Our attendees were confident that digital identity would help them to make their recruitment safer. However, many have concerns about how to handle face-to-face or postal document checking, particularly since it’s likely that these will become a target for fraud. It’s clear that employers need more support on how to handle this and protect themselves against false or stolen documents.
Questions from our attendees
As usual our attendees had a raft of questions for our presenters. We’ve included the most popular questions and answers below:
If I’m presented with fake documents, where do I report them?
There's an illegal working phone line employers can ring to report individuals to the Home Office. In the case of a new hire it's up to you whether you want to report it or not, and some employers make the decision not to. If you become aware that an existing employee has committed fraud, it’s in your interest to report this to reduce your liability. The Home Office typically reacts favourably in these scenarios.
Unfortunately identity isn't a policing priority so it’s difficult to know what to do with fake documents. If you're in a face to face environment and provided with a false document, it’s safest just to give it back and let person walk off. If you can make a copy of it, do so, and send it to the police in case the same document comes round again, but never put yours or others' safety at risk.
Is there a right time to do a right to work check in the hiring process?
Right to Work should be checked as early as possible – at the latest, their first day before they get into the workplace somebody should be meeting them. Ideally though, checking at interview or offer stage is better.
If somebody is trained vs. not trained, how does that affect employer liability for a good fake document?

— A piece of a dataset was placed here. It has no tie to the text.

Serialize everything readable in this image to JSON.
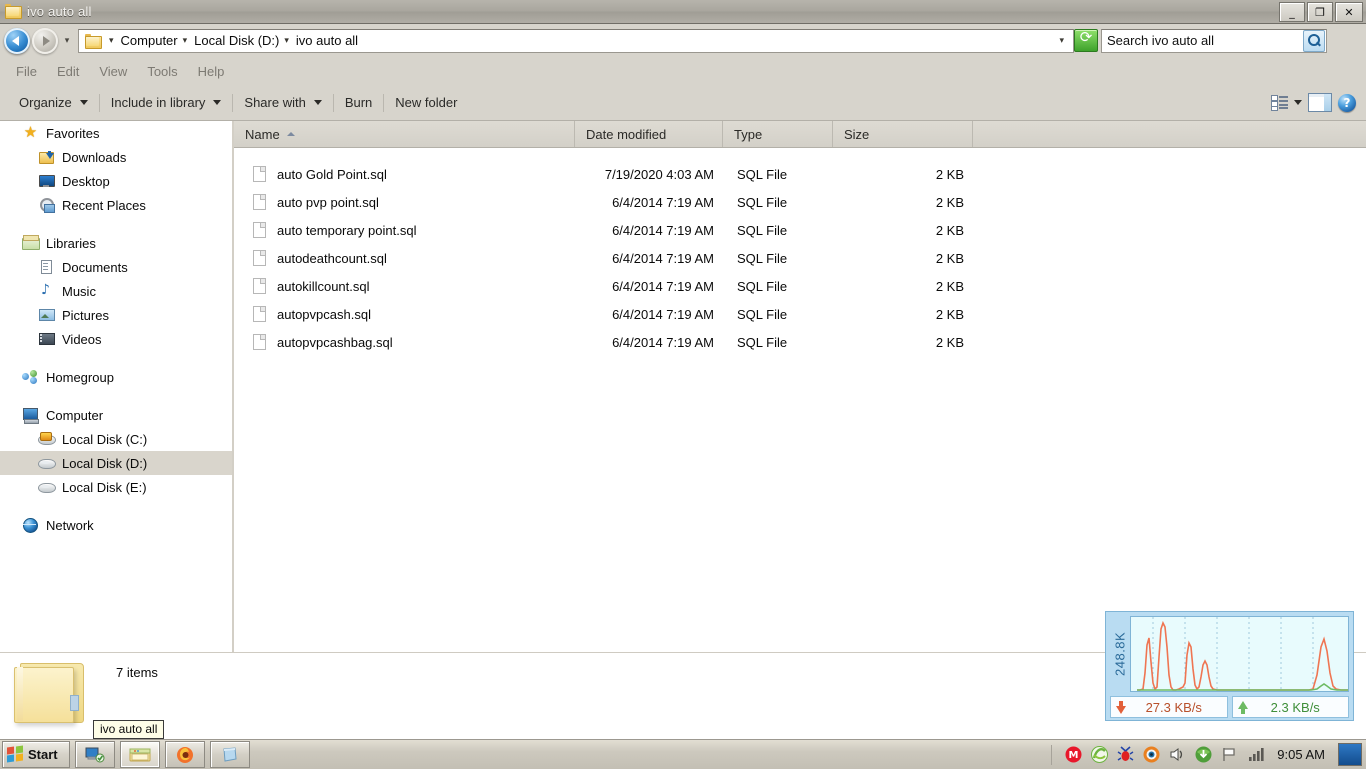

The Home Office expects general familiarity and general in-house processes, so if you're getting somebody to check documents for you they should be trained to a decent level. They’re not expecting MI5-level knowledge, but a responsible person should have a basic understanding of what to look for. Additional training is also helpful and looks good. CIFAS, UKIFA, Beruku and many law firms offer good quality training.
What should I do if I recognise that I have an imposter (the person who arrives to work isn’t the person I ID checked)?

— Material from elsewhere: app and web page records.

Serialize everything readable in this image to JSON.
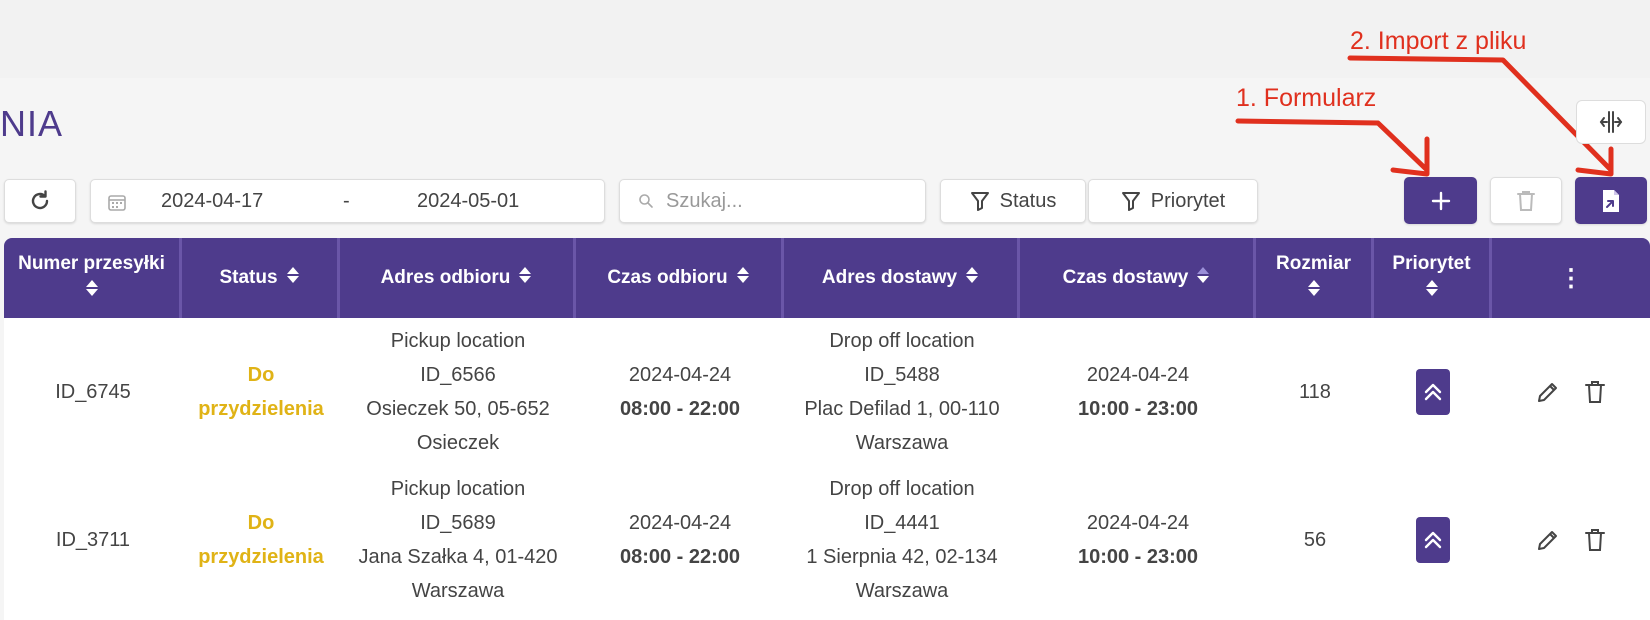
{
  "page": {
    "title": "NIA"
  },
  "annotations": {
    "form_label": "1. Formularz",
    "import_label": "2. Import z pliku",
    "color": "#e0301e"
  },
  "theme": {
    "accent": "#4e3b8c",
    "status_color": "#e0b316"
  },
  "toolbar": {
    "date_from": "2024-04-17",
    "date_separator": "-",
    "date_to": "2024-05-01",
    "search_placeholder": "Szukaj...",
    "filter_status_label": "Status",
    "filter_priority_label": "Priorytet",
    "add_symbol": "+"
  },
  "table": {
    "headers": [
      "Numer przesyłki",
      "Status",
      "Adres odbioru",
      "Czas odbioru",
      "Adres dostawy",
      "Czas dostawy",
      "Rozmiar",
      "Priorytet",
      "⋮"
    ],
    "rows": [
      {
        "id": "ID_6745",
        "status": [
          "Do",
          "przydzielenia"
        ],
        "pickup": [
          "Pickup location",
          "ID_6566",
          "Osieczek 50, 05-652",
          "Osieczek"
        ],
        "pickup_date": "2024-04-24",
        "pickup_time": "08:00 - 22:00",
        "dropoff": [
          "Drop off location",
          "ID_5488",
          "Plac Defilad 1, 00-110",
          "Warszawa"
        ],
        "dropoff_date": "2024-04-24",
        "dropoff_time": "10:00 - 23:00",
        "size": "118",
        "priority": "high"
      },
      {
        "id": "ID_3711",
        "status": [
          "Do",
          "przydzielenia"
        ],
        "pickup": [
          "Pickup location",
          "ID_5689",
          "Jana Szałka 4, 01-420",
          "Warszawa"
        ],
        "pickup_date": "2024-04-24",
        "pickup_time": "08:00 - 22:00",
        "dropoff": [
          "Drop off location",
          "ID_4441",
          "1 Sierpnia 42, 02-134",
          "Warszawa"
        ],
        "dropoff_date": "2024-04-24",
        "dropoff_time": "10:00 - 23:00",
        "size": "56",
        "priority": "high"
      }
    ]
  }
}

If this occurs then first and foremost - do not employ them or you'll put yourself at risk of liability! You may need to call the police, as it's possible this person is using somebody else's identity, perhaps without their knowledge or permission. It's common in these circumstances for the person when confronted to run and never be seen again, however, and in these cases we don't recommend putting your own on anybody else's safety at risk. If you've done the checking process correctly there'll be no repercussions on your company.
How can employers protect themselves?
Make sure you know how to carry out checks correctly, and keep records of the check. There's no harm in sitting around a table if you're part of a trade body to talk about issues within your industry to compare notes and identify trends.
How can I best detect a fraudulent document?
Don't just take it for granted. Think twice and take five minutes to think about what's in front of you. Make sure everything adds up generally as well as taking specific measures to follow the required processes.
Stay up to date
Digital hiring is a fast-moving area, with new developments happening all the time. Reed Screening is hosting regular events where you can keep up to date with the latest news and share your opinion on policy and process changes.
Below are a few of the upcoming events you can get involved with:
27th October – Hiring for tomorrow: Screening speed dating series - four bitesize discussions on the latest innovation, trends & topics
24th November – Employee screening in our gig economy - learn about the rise of the non-employees and how to ensure vetting and security isn’t compromised15th December – A year of change, looking to the future in 2023 - Join us as we summarise key changes in 2022 and look ahead at what is coming for UK employers in 2023.